▸ **Task directions**:
The number of lines holding the string "avatar" is all that is wanted; count them in the records below.

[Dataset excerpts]
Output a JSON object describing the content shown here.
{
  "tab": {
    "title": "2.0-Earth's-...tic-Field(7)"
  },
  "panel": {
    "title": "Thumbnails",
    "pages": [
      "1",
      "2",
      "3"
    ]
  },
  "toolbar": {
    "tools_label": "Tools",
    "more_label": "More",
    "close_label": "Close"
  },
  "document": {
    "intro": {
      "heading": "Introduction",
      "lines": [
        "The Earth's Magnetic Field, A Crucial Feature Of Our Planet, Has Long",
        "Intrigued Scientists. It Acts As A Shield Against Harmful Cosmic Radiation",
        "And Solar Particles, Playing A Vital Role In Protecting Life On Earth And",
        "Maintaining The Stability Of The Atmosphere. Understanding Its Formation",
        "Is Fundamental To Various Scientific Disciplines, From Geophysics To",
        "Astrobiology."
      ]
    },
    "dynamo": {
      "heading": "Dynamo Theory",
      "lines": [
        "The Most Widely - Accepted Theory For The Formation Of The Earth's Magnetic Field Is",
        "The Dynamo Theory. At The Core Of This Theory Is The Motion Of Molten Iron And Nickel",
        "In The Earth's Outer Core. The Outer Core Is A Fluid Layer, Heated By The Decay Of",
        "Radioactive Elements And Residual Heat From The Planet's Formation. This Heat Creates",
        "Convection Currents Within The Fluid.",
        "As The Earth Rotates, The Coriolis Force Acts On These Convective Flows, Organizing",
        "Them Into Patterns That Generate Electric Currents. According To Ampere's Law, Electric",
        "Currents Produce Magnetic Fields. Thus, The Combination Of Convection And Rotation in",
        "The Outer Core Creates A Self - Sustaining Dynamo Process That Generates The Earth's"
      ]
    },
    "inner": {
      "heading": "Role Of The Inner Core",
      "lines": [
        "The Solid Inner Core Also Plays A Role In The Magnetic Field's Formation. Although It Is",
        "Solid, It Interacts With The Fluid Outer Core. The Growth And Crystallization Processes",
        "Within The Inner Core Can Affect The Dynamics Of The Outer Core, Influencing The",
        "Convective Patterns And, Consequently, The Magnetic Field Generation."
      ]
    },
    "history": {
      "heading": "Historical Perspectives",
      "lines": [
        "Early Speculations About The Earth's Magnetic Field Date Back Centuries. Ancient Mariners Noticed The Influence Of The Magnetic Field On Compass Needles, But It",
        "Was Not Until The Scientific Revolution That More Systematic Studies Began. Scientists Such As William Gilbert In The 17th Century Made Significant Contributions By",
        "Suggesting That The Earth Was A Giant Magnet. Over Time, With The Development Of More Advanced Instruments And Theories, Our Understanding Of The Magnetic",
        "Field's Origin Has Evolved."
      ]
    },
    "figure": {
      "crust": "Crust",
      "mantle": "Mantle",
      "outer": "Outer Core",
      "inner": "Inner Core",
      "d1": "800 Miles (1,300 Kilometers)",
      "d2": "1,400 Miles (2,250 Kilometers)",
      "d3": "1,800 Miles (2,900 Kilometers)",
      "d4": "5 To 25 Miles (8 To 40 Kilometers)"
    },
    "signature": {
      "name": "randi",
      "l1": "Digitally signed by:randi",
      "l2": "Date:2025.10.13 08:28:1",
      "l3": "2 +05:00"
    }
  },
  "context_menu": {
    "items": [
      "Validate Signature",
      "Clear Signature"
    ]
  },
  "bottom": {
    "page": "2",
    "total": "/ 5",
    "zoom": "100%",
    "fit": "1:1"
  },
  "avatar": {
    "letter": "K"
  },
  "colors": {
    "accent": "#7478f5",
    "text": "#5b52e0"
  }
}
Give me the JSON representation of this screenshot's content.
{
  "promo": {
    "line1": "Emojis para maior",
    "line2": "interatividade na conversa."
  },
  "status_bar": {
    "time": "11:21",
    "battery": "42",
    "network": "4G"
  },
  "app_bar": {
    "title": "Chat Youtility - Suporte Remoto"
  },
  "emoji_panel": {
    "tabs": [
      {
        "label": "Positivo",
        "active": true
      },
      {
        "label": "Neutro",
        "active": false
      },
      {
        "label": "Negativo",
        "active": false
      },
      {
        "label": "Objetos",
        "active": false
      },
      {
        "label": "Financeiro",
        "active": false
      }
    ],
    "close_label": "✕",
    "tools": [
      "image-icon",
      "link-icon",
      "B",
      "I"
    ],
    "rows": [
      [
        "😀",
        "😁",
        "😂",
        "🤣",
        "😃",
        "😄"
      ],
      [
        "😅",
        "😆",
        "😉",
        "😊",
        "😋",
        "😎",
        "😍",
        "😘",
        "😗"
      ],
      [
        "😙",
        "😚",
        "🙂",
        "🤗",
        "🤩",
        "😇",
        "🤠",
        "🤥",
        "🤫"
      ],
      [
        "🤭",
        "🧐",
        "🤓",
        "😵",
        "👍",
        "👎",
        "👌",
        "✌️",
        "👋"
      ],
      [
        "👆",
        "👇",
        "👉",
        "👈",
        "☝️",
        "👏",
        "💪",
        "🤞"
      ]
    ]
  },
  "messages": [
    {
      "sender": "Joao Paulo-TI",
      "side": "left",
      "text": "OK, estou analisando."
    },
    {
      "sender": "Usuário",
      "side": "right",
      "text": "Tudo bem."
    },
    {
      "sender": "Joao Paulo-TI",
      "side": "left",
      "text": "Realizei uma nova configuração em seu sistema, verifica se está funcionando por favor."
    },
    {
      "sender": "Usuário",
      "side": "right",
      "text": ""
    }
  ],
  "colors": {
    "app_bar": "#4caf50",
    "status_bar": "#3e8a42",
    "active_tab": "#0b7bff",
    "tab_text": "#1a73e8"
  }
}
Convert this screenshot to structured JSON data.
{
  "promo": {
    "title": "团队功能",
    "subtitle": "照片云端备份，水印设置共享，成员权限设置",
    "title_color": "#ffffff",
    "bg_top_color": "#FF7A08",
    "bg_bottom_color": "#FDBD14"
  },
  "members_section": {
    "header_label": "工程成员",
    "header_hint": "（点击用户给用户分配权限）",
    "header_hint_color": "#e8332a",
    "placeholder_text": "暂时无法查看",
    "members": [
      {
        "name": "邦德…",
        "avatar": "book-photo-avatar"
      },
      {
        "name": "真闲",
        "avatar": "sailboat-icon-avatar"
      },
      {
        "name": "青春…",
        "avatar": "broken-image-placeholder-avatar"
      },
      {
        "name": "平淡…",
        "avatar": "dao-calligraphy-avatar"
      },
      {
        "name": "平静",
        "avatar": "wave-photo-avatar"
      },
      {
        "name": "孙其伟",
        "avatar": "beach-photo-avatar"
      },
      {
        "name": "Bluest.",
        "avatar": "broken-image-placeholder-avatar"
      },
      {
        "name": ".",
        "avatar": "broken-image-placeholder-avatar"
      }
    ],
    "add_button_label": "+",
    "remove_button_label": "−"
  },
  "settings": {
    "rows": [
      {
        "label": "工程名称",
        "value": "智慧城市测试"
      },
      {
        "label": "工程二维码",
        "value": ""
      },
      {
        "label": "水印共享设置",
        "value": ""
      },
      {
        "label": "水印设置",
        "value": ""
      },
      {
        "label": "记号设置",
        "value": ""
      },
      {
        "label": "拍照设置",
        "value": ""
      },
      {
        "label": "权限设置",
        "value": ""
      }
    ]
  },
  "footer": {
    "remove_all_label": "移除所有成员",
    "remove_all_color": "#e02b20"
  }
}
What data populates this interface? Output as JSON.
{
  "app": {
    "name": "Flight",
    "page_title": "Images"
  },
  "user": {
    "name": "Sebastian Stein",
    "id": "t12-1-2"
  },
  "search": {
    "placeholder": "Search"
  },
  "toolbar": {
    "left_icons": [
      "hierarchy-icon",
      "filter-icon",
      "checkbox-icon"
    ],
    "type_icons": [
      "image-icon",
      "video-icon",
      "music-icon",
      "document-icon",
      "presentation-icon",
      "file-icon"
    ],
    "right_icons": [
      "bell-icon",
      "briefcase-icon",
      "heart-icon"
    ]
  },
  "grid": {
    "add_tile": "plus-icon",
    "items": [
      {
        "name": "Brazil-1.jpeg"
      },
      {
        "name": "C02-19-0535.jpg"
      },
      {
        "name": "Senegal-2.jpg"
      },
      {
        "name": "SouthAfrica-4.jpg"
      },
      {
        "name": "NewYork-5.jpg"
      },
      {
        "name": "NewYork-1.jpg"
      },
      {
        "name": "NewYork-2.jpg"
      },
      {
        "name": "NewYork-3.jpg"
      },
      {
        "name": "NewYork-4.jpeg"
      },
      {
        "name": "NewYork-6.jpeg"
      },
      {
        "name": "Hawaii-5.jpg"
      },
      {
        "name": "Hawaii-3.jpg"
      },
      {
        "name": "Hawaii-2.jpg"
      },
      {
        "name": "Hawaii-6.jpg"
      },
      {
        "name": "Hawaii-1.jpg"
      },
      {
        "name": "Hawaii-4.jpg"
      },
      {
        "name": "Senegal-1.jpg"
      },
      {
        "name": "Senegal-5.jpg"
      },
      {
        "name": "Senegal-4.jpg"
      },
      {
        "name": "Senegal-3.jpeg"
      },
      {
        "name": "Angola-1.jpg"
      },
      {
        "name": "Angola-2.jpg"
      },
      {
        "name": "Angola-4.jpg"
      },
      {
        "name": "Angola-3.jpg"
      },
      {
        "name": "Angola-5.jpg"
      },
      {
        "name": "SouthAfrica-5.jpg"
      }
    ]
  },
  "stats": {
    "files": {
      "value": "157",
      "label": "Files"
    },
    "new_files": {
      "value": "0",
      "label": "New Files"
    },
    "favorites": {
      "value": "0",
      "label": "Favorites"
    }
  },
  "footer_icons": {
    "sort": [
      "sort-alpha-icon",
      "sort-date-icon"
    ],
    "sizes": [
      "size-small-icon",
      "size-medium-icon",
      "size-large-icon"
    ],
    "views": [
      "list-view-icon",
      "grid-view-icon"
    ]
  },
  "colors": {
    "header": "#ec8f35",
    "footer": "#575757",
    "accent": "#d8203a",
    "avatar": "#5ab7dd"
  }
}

▸ **Answer box**:
10